Domino is a popular game that requires two players to place tiles on a board. The goal is to make the chain of dominoes form a cross, which is achieved by playing each tile so that it touches all four sides of another.
A domino is a small wooden cube with pips, or dots, that represent numbers on the board. Traditionally, sets have been made of bone or silver lip ocean pearl (MOP), but now, dominoes can be made from a variety of materials, including wood and metal.
Several domino games can be played, from simple layout games to complex games that require more than one player. The basic rule is that each turn starts with a single tile and ends when all the players have played their tiles.

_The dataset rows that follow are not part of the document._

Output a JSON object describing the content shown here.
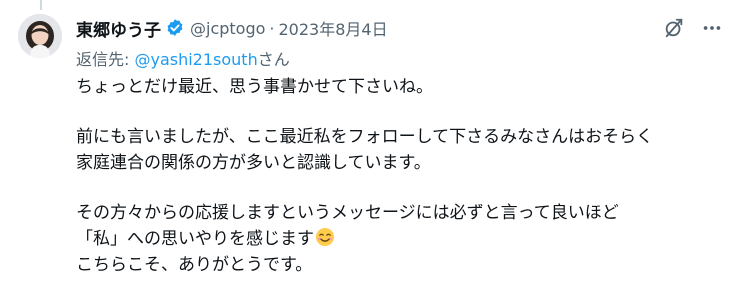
{
  "author": {
    "name": "東郷ゆう子",
    "handle": "@jcptogo",
    "separator": "·",
    "date": "2023年8月4日"
  },
  "reply": {
    "prefix": "返信先: ",
    "mention": "@yashi21south",
    "suffix": "さん"
  },
  "tweet": {
    "line1": "ちょっとだけ最近、思う事書かせて下さいね。",
    "line2": "前にも言いましたが、ここ最近私をフォローして下さるみなさんはおそらく",
    "line3": "家庭連合の関係の方が多いと認識しています。",
    "line4": "その方々からの応援しますというメッセージには必ずと言って良いほど",
    "line5": "「私」への思いやりを感じます",
    "line6": "こちらこそ、ありがとうです。"
  },
  "icons": {
    "verified": "verified-badge-icon",
    "grok": "grok-icon",
    "more": "more-icon",
    "emoji": "smiling-face-emoji"
  },
  "colors": {
    "accent": "#1d9bf0",
    "muted": "#536471",
    "text": "#0f1419"
  }
}
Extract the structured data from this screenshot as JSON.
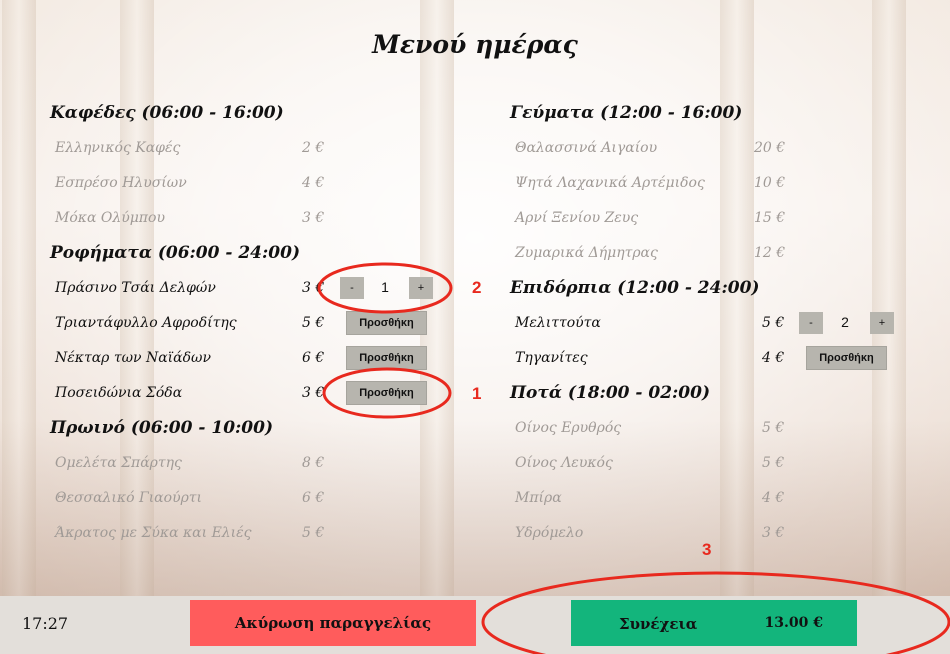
{
  "title": "Μενού ημέρας",
  "sections": {
    "coffees": {
      "title": "Καφέδες (06:00 - 16:00)",
      "items": [
        {
          "name": "Ελληνικός Καφές",
          "price": "2 €"
        },
        {
          "name": "Εσπρέσο Ηλυσίων",
          "price": "4 €"
        },
        {
          "name": "Μόκα Ολύμπου",
          "price": "3 €"
        }
      ]
    },
    "drinks": {
      "title": "Ροφήματα (06:00 - 24:00)",
      "items": [
        {
          "name": "Πράσινο Τσάι Δελφών",
          "price": "3 €",
          "qty": "1"
        },
        {
          "name": "Τριαντάφυλλο Αφροδίτης",
          "price": "5 €",
          "add": "Προσθήκη"
        },
        {
          "name": "Νέκταρ των Ναϊάδων",
          "price": "6 €",
          "add": "Προσθήκη"
        },
        {
          "name": "Ποσειδώνια Σόδα",
          "price": "3 €",
          "add": "Προσθήκη"
        }
      ]
    },
    "breakfast": {
      "title": "Πρωινό (06:00 - 10:00)",
      "items": [
        {
          "name": "Ομελέτα Σπάρτης",
          "price": "8 €"
        },
        {
          "name": "Θεσσαλικό Γιαούρτι",
          "price": "6 €"
        },
        {
          "name": "Άκρατος με Σύκα και Ελιές",
          "price": "5 €"
        }
      ]
    },
    "meals": {
      "title": "Γεύματα (12:00 - 16:00)",
      "items": [
        {
          "name": "Θαλασσινά Αιγαίου",
          "price": "20 €"
        },
        {
          "name": "Ψητά Λαχανικά Αρτέμιδος",
          "price": "10 €"
        },
        {
          "name": "Αρνί Ξενίου Ζευς",
          "price": "15 €"
        },
        {
          "name": "Ζυμαρικά Δήμητρας",
          "price": "12 €"
        }
      ]
    },
    "desserts": {
      "title": "Επιδόρπια (12:00 - 24:00)",
      "items": [
        {
          "name": "Μελιττούτα",
          "price": "5 €",
          "qty": "2"
        },
        {
          "name": "Τηγανίτες",
          "price": "4 €",
          "add": "Προσθήκη"
        }
      ]
    },
    "beverages": {
      "title": "Ποτά (18:00 - 02:00)",
      "items": [
        {
          "name": "Οίνος Ερυθρός",
          "price": "5 €"
        },
        {
          "name": "Οίνος Λευκός",
          "price": "5 €"
        },
        {
          "name": "Μπίρα",
          "price": "4 €"
        },
        {
          "name": "Υδρόμελο",
          "price": "3 €"
        }
      ]
    }
  },
  "stepper": {
    "minus": "-",
    "plus": "+"
  },
  "footer": {
    "time": "17:27",
    "cancel_label": "Ακύρωση παραγγελίας",
    "continue_label": "Συνέχεια",
    "total": "13.00 €"
  },
  "annotations": {
    "one": "1",
    "two": "2",
    "three": "3"
  },
  "colors": {
    "cancel": "#ff5c5c",
    "continue": "#13b57c",
    "annotation": "#e8291e",
    "button": "#b7b5ae"
  }
}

The first player must choose a domino from the boneyard, or stock, and play it by placing it next to a domino that matches its value. Then, the second player must choose a domino from the stock that has the same number of pips as the first domino. If the second player does not have a domino with matching values, they can choose from the boneyard until they have a domino that is matched.

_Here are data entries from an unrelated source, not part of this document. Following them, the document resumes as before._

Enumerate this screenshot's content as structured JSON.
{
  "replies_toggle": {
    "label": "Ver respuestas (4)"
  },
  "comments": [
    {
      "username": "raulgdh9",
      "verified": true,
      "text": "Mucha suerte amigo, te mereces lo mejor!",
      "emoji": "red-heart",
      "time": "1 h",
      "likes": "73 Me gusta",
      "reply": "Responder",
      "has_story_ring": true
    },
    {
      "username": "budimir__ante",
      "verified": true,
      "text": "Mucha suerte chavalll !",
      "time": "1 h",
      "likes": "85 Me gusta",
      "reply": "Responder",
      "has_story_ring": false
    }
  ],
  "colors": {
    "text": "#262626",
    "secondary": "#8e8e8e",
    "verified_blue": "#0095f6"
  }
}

This is called a “geometric progression,” and it can produce some startling results when used in the right way. In 1983, a physics professor at the University of British Columbia named Lorne Whitehead used it in an article for the American Journal of Physics to demonstrate how exponential growth can be observed.
As the dominoes fall, they store energy in their pips that is released as they tumble down toward Earth, which sends them crashing into the next domino and triggers another chain reaction. This is the so-called “domino effect.”
Lily Hevesh, a domino artist, uses it to build intricate displays that take several minutes to fall. She works with teams of people on these projects, which are often done in conjunction with movies, TV shows or events.
She makes test versions of each section before putting them up to make sure everything works properly. She also films them in slow motion to spot any problems that might crop up.
Her displays are built in layers, each layer stacked on top of the next until they form a 3-D structure. Then, she adds flat arrangements and finally, the lines of dominoes that connect them.
The first step is to determine how many dominoes she needs, weighing each type in her inventory. She uses a formula to calculate how many of each color she’ll need before she starts laying them down.
Once she knows how many of each domino type she needs, she can calculate the exact number of tiles needed to make her design. She starts with the biggest 3-D sections and adds smaller sections as she progresses.
A physicist, Stephen Morris at the University of Toronto, agrees that gravity is key to making a domino arrangement work. When Hevesh stacks thousands of dominoes, they all stand upright, but when she knocks over the first domino, it begins to fall.